Diffuse large-cell lymphoma (DLBCL) is an aggressive and frequent hematological malignancy. DLBCLs are driven by major epigenetic deregulations, as they harbor many mutations in chromatin factors. DLBCL therefore represents an attractive system to study the link between epigenetic deregulation and therapeutic resistance. We are currently investigating how these alterations shape the epigenetic landscapes and how their heterogeneity conditions the emergence of persistent cell populations using cutting edge single-cell epigenomics. In this objective, we are exploiting various lymphoma models and patient cohorts to reveal novel epigenomic mechanisms of lymphoma progression and resistance.
A first project is developing new molecules capable of acting on infections by pathogenic fungi. These infections kill around 1.6 million people every year, as many as tuberculosis or malaria. The alarming increase in drug-resistant strains, combined with the toxicity, high cost and limited repertoire of available drugs, has created an urgent need for new therapeutic agents.
We collaborated with Carlo Petosa (Structural Biology, IBS) and Charles McKenna (Medicinal Chemistry, USC, Los Angeles, USA), creating the perfect opportunity to transfer our expertise on the Bdf1 protein to biomedical applications.
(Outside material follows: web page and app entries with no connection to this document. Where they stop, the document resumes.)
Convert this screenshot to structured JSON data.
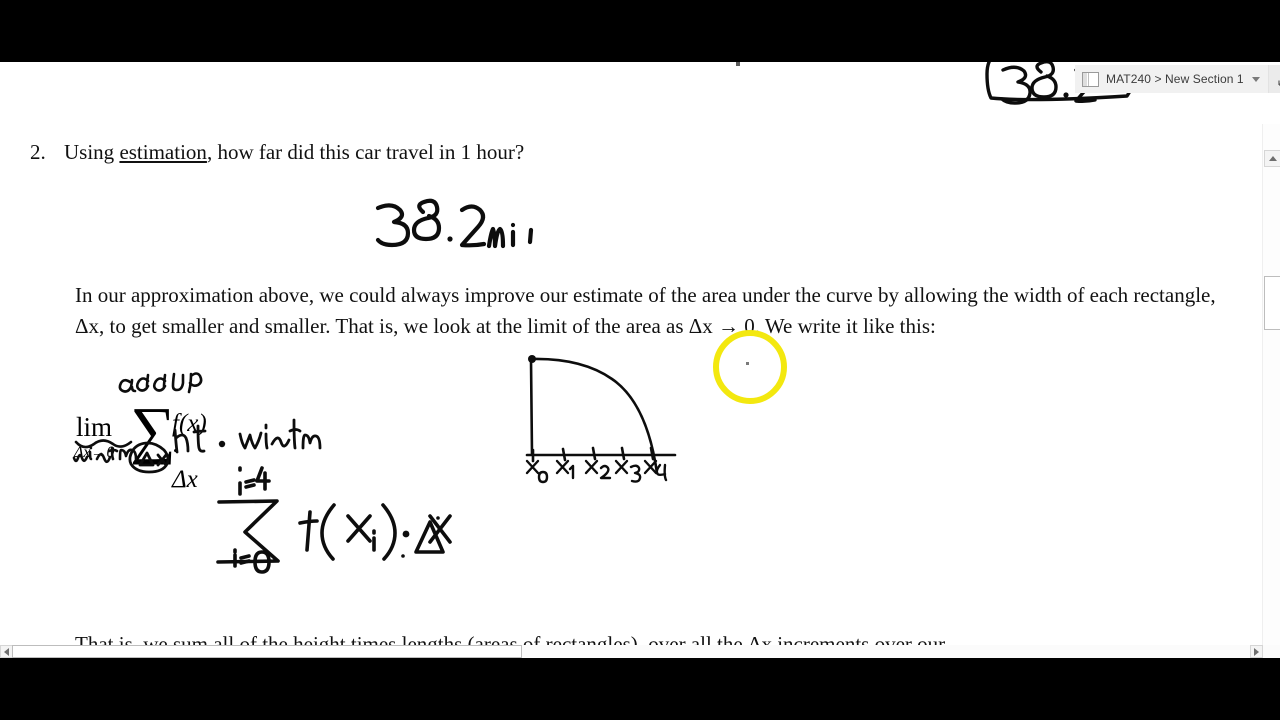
{
  "app": {
    "tab": {
      "label": "MAT240 > New Section 1",
      "page_icon": "page-icon",
      "dropdown_icon": "chevron-down-icon",
      "expand_icon": "expand-arrow-icon"
    }
  },
  "document": {
    "question": {
      "number": "2.",
      "text_before": "Using ",
      "underlined_word": "estimation",
      "text_after": ", how far did this car travel in 1 hour?"
    },
    "paragraph": "In our approximation above, we could always improve our estimate of the area under the curve by allowing the width of each rectangle, Δx, to get smaller and smaller. That is, we look at the limit of the area as Δx → 0. We write it like this:",
    "formula": {
      "lim": "lim",
      "lim_subscript": "Δx→0",
      "sigma": "∑",
      "body": "f(x) · Δx"
    },
    "clipped_line": "That is, we sum all of the height times lengths (areas of rectangles), over all the Δx increments over our"
  },
  "annotations": {
    "answer_ink": "38.2 mi",
    "answer_ink_tab": "38.2",
    "add_up": "add up",
    "width_label": "width",
    "delta_x_boxed": "Δx",
    "ht_width": "ht · width",
    "hand_sum": {
      "upper_limit": "i=4",
      "sigma": "∑",
      "lower_limit": "i=0",
      "body": "f(xᵢ) · Δx"
    },
    "graph_tick_labels": [
      "x₀",
      "x₁",
      "x₂",
      "x₃",
      "x₄"
    ],
    "highlight_color": "#f3e80f",
    "ink_color": "#0d0d0d"
  },
  "scrollbars": {
    "vertical": {
      "up": "scroll-up-arrow",
      "down": "scroll-down-arrow",
      "thumb": "vertical-thumb"
    },
    "horizontal": {
      "left": "scroll-left-arrow",
      "right": "scroll-right-arrow",
      "thumb": "horizontal-thumb"
    }
  }
}
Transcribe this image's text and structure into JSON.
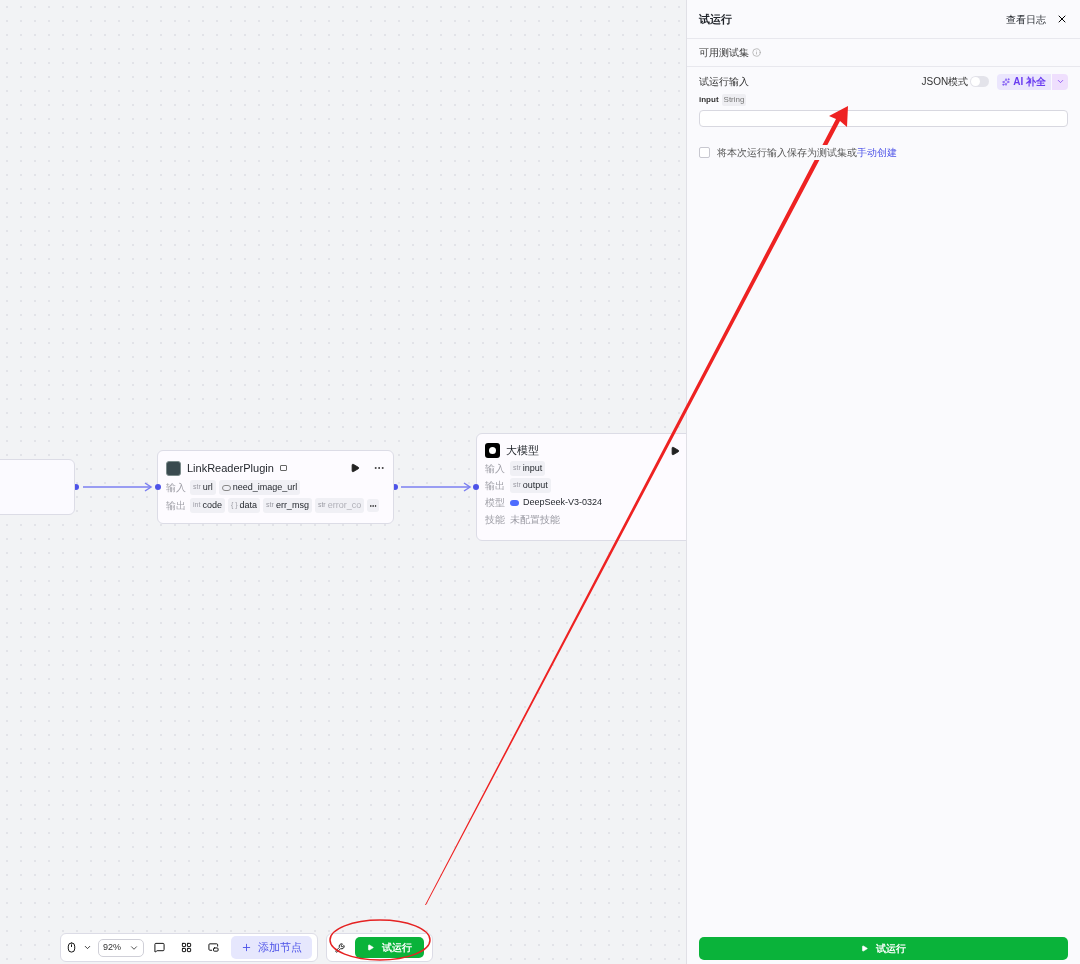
{
  "canvas": {
    "nodes": [
      {
        "kind": "blank"
      },
      {
        "kind": "plugin",
        "title": "LinkReaderPlugin",
        "rows": [
          {
            "label": "输入",
            "params": [
              {
                "kind": "string",
                "prefix": "str",
                "name": "url"
              },
              {
                "kind": "boolean",
                "name": "need_image_url"
              }
            ]
          },
          {
            "label": "输出",
            "params": [
              {
                "kind": "integer",
                "prefix": "int",
                "name": "code"
              },
              {
                "kind": "object",
                "prefix": "{ }",
                "name": "data"
              },
              {
                "kind": "string",
                "prefix": "str",
                "name": "err_msg"
              },
              {
                "kind": "string",
                "prefix": "str",
                "name": "error_co",
                "faded": true
              }
            ],
            "more": true
          }
        ]
      },
      {
        "kind": "llm",
        "title": "大模型",
        "rows": [
          {
            "kind": "params",
            "label": "输入",
            "params": [
              {
                "kind": "string",
                "prefix": "str",
                "name": "input"
              }
            ]
          },
          {
            "kind": "params",
            "label": "输出",
            "params": [
              {
                "kind": "string",
                "prefix": "str",
                "name": "output"
              }
            ]
          },
          {
            "kind": "model",
            "label": "模型",
            "value": "DeepSeek-V3-0324"
          },
          {
            "kind": "note",
            "label": "技能",
            "value": "未配置技能"
          }
        ]
      }
    ]
  },
  "toolbar": {
    "zoom": "92%",
    "add_node": "添加节点",
    "run": "试运行"
  },
  "panel": {
    "title": "试运行",
    "log_link": "查看日志",
    "test_set": "可用测试集",
    "input_title": "试运行输入",
    "json_mode": {
      "label": "JSON模式",
      "on": false
    },
    "ai_button": "AI 补全",
    "fields": [
      {
        "name": "input",
        "type": "String"
      }
    ],
    "save_option": {
      "text": "将本次运行输入保存为测试集或",
      "link": "手动创建",
      "checked": false
    },
    "run_button": "试运行"
  }
}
By screening chemical libraries, we have identified small-molecule compounds that inhibit this protein in pathogenic yeasts of the Candida genus. These results could ultimately lead to the development of new classes of antifungal drugs.
We are also interested in how epigenetic inhibitors can be used to treat high-grade B lymphomas. We are particularly interested in bromodomain inhibitors, to better characterize their molecular targets and rationalize their clinical use as single agents or in combination therapies.
Finally, we are studying also the impact of a new generation of bromodomain inhibitors on the inflammatory response. We are evaluating the anti-inflammatory effect of a new generation of BET inhibitors, derived from an innovative synthesis route based on green chemistry (collaboration Yung-Sing Wong, DPM/UGA) in cellular and preclinical models of inflammation (in ovo and in a rat model of inflammation-induced hepatocellular carcinoma, (collaboration T. Decaens / Z. Macek-Jilkova, IAB/CHUGA and Inovotion).
Post Docs and PhD students
Rotation students (2023 – 2024)
We are proud that 100% of our former members have a fulfilling job.
Post Docs & PhD
Former rotation students
The full list of publications can be found here.
Selection of our major papers